The main focus was Nebraska. Steve compared it to the scratch pad for an established artist, a picture of how a songwriter works. He bemoaned the fact that with modern word processing, you lose the ability to see handwritten manuscripts and where songwriters scratch out or change lyrics. He also did a comparison of Springsteen's "Mansion on the Hill" and Hank Williams' song of the same title. H played "Open All Night" and compared it to Chuck Berry's "Little Queenie" and Dylan's "Motorpsycho Nitemare." He also showed a similar riff in "State Trooper" ("the scariest fucking song I've ever heard".)
He played the title cut ("And
this is the second scariest song.") and compared it to Hank Williams' "I'm
So Lonesome I Could Cry." To finish it off he played "My Father's House"
and compared it to a public domain tune "Farther Along" sung by Dolly Parton,
Rondstadt and Emmylou Harris. The class was ending but he said "I can't
turn it off before Emmy sings."
Steve summed up and said that he tried to tie Bruce back to the Anthology or to Woody Guthrie, but couldn't really do it. I talked to him a little bit after and told him I read (in the book "Mansion on the Hill') where Jon Landau gave Bruce a copy of Woody Guthrie's Biography, "Woody Guthrie:A Life" before Nebraska was recorded and that Bruce added "This Land is Your Land" to his setlist shortly after.
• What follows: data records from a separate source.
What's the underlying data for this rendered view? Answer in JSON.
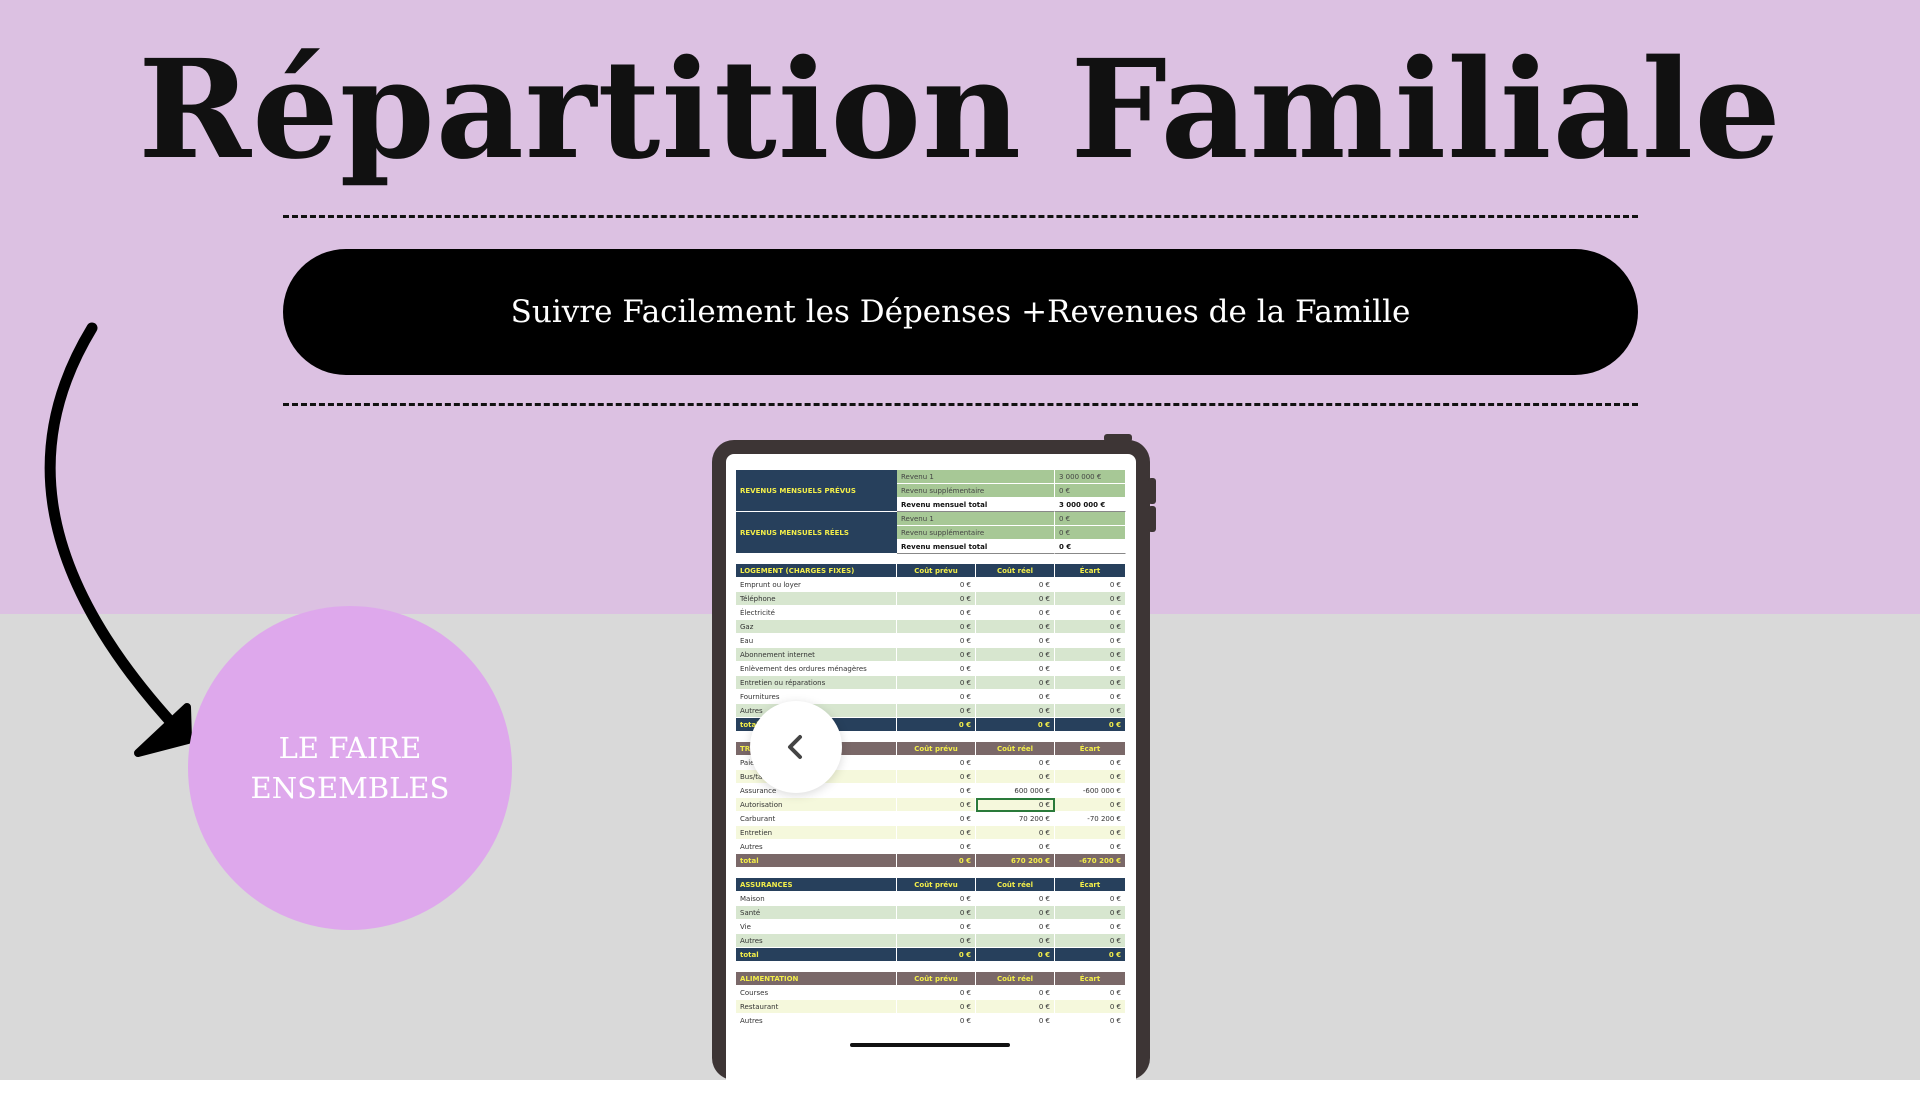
{
  "header": {
    "title": "Répartition Familiale",
    "subtitle": "Suivre Facilement les Dépenses +Revenues de la Famille"
  },
  "badge": {
    "text": "LE FAIRE ENSEMBLES"
  },
  "colors": {
    "top_bg": "#dcc1e2",
    "bottom_bg": "#d9d9d9",
    "circle": "#dea8ec",
    "pill": "#000000",
    "sheet_navy": "#27405c",
    "sheet_brown": "#7a6868",
    "sheet_accent": "#f3ee4a"
  },
  "icons": {
    "back": "chevron-left-icon",
    "arrow": "curved-arrow-icon"
  },
  "sheet": {
    "revenus_prevus": {
      "label": "REVENUS MENSUELS PRÉVUS",
      "rows": [
        {
          "name": "Revenu 1",
          "value": "3 000 000 €"
        },
        {
          "name": "Revenu supplémentaire",
          "value": "0 €"
        },
        {
          "name": "Revenu mensuel total",
          "value": "3 000 000 €"
        }
      ]
    },
    "revenus_reels": {
      "label": "REVENUS MENSUELS RÉELS",
      "rows": [
        {
          "name": "Revenu 1",
          "value": "0 €"
        },
        {
          "name": "Revenu supplémentaire",
          "value": "0 €"
        },
        {
          "name": "Revenu mensuel total",
          "value": "0 €"
        }
      ]
    },
    "columns": [
      "Coût prévu",
      "Coût réel",
      "Écart"
    ],
    "logement": {
      "title": "LOGEMENT (CHARGES FIXES)",
      "rows": [
        [
          "Emprunt ou loyer",
          "0 €",
          "0 €",
          "0 €"
        ],
        [
          "Téléphone",
          "0 €",
          "0 €",
          "0 €"
        ],
        [
          "Électricité",
          "0 €",
          "0 €",
          "0 €"
        ],
        [
          "Gaz",
          "0 €",
          "0 €",
          "0 €"
        ],
        [
          "Eau",
          "0 €",
          "0 €",
          "0 €"
        ],
        [
          "Abonnement internet",
          "0 €",
          "0 €",
          "0 €"
        ],
        [
          "Enlèvement des ordures ménagères",
          "0 €",
          "0 €",
          "0 €"
        ],
        [
          "Entretien ou réparations",
          "0 €",
          "0 €",
          "0 €"
        ],
        [
          "Fournitures",
          "0 €",
          "0 €",
          "0 €"
        ],
        [
          "Autres",
          "0 €",
          "0 €",
          "0 €"
        ]
      ],
      "total": [
        "total",
        "0 €",
        "0 €",
        "0 €"
      ]
    },
    "transport": {
      "title": "TRANSPORT",
      "rows": [
        [
          "Paiement",
          "0 €",
          "0 €",
          "0 €"
        ],
        [
          "Bus/taxi",
          "0 €",
          "0 €",
          "0 €"
        ],
        [
          "Assurance",
          "0 €",
          "600 000 €",
          "-600 000 €"
        ],
        [
          "Autorisation",
          "0 €",
          "0 €",
          "0 €"
        ],
        [
          "Carburant",
          "0 €",
          "70 200 €",
          "-70 200 €"
        ],
        [
          "Entretien",
          "0 €",
          "0 €",
          "0 €"
        ],
        [
          "Autres",
          "0 €",
          "0 €",
          "0 €"
        ]
      ],
      "total": [
        "total",
        "0 €",
        "670 200 €",
        "-670 200 €"
      ]
    },
    "assurances": {
      "title": "ASSURANCES",
      "rows": [
        [
          "Maison",
          "0 €",
          "0 €",
          "0 €"
        ],
        [
          "Santé",
          "0 €",
          "0 €",
          "0 €"
        ],
        [
          "Vie",
          "0 €",
          "0 €",
          "0 €"
        ],
        [
          "Autres",
          "0 €",
          "0 €",
          "0 €"
        ]
      ],
      "total": [
        "total",
        "0 €",
        "0 €",
        "0 €"
      ]
    },
    "alimentation": {
      "title": "ALIMENTATION",
      "rows": [
        [
          "Courses",
          "0 €",
          "0 €",
          "0 €"
        ],
        [
          "Restaurant",
          "0 €",
          "0 €",
          "0 €"
        ],
        [
          "Autres",
          "0 €",
          "0 €",
          "0 €"
        ]
      ]
    }
  }
}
I told him that "Nebraska" reminded me of "This Land is Your Land" (which I didn't realize until Steve played Nebraska in class) I thought the influence of Woody on Nebraska was pretty clear and documented, but Steve said "Yeah, I was thinking about going that way, but I think he was really trying to make this his Hank Williams record." I agree to a point, but Woody's definitely there, you don't have to probe too hard.
But, hey, YOU tell the guy he's wrong.
Bruce Springsteen: greetings from Asbury Park, Nebraska
Another Side of Bob Dylan
Hank Williams - The Original Singles Collection
Emmylou Harris, Dolly Parton, Linda Rondstadt - Trio
Born to Run- Dave Marsh
Glory Days - Dave Marsh